Momentum for smart cities projects, which has been fed by big promises from industry and big hopes in government, is slowing down in the face of a wave of public skepticism.

Driving the news: Alphabet-owned Sidewalk Labs, which has proposed a futuristic smart-city development for Toronto's waterfront, has pledged not to sell personal data collected at the project or use it for advertising to assuage privacy concerns.

  • Instead, if the plan is approved, local government entities will take the lead on managing data.

Context: "The U.S. has a general optimism that technology can make our lives easier if used in right way.

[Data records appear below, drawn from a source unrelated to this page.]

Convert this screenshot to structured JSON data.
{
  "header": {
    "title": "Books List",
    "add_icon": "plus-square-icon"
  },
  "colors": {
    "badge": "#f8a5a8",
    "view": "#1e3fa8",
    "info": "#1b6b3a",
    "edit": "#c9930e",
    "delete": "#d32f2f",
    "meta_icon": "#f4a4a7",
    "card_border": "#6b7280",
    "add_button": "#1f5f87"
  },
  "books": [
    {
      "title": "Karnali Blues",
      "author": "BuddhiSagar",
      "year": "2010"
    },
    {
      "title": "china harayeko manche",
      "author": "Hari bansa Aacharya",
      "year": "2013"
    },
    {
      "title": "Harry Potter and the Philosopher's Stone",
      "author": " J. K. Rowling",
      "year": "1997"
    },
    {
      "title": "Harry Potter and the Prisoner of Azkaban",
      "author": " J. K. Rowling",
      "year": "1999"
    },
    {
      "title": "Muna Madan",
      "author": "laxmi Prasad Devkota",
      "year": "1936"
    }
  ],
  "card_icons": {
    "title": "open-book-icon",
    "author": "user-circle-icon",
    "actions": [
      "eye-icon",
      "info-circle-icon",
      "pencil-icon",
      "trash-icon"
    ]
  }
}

But that’s countered by mistrust of intentions or capabilities of state and local governments," said Todd Daubert, chair of the communication and technology practice at Dentons, a law firm that works on smart city developments.

There's also distrust of the tech companies that see cities as a huge market for selling their data-guzzling tools.

  • Sidewalk Labs originally proposed an independent "urban data trust" to manage the data collected in Toronto's Quayside project.
  • But residents and city officials were uneasy about how it would work, and lack of clarity around Sidewalk's business model spurred opposition.
  • The company has now pledged to minimize data collection and to build only about 25% of the technology systems used.
  • Sidewalk's concessions "shows that Waterfront Toronto was able to stand up to Big Tech — not kick them out but not be bullied by them either," said Alex Ryan, SVP of partnerships at MaRS Discovery District, an innovation hub in Toronto. "People don't want it to be just Big Tech doing this development."

What's happening: Projects in other cities have hit snags.

  • Kansas City, Mo., is scrapping a city office responsible for managing civic technologies in favor of a 12-person board to advise on future projects, per StateScoop.
  • A watchdog group sued San Diego for not disclosing data collected by sensors and cameras via its controversial Smart Street Lights Program, per the San Diego Union-Tribune.

The big picture: Growth of smart city developments has been slower than predicted, but plenty of data-intensive technologies have been deployed in cities around the world.

  • Camera-equipped drones are used by public safety to monitor traffic, crowded areas and severe weather or emergencies.
  • Social networking monitoring lets local officials track citizen sentiment via Facebook and Twitter feeds to keep tabs on chatter and complaints.
  • Location beacons at airports, transit stations, malls or stadiums can connect to your phone to detect when you are nearby.

Cities have been aggressive at putting in safeguards against technologies like facial recognition, and some are trying to forge data-governance agreements with the companies operating there.

  • Many data collection points start out as discrete projects. But as the amount of data being collected and exchanged increases, so do concerns that it may be compromised.
  • Going forward, city governments must get smarter about sharing the insights from the data collected, not the data itself, said Daubert.

"Generally speaking, city officials are incredibly cognizant of data privacy and doing what they can to meet concerns of people, largely because of what they’ve seen in the private sector," said Brooks Rainwater, director of city solutions at the National League of Cities. "That puts people in a place where they are asking more questions as these new services come online."

The bottom line: "This is something that every city globally is going to be dealing with in the next 5 years," Ryan said.

Map: Aïda Amer/Axios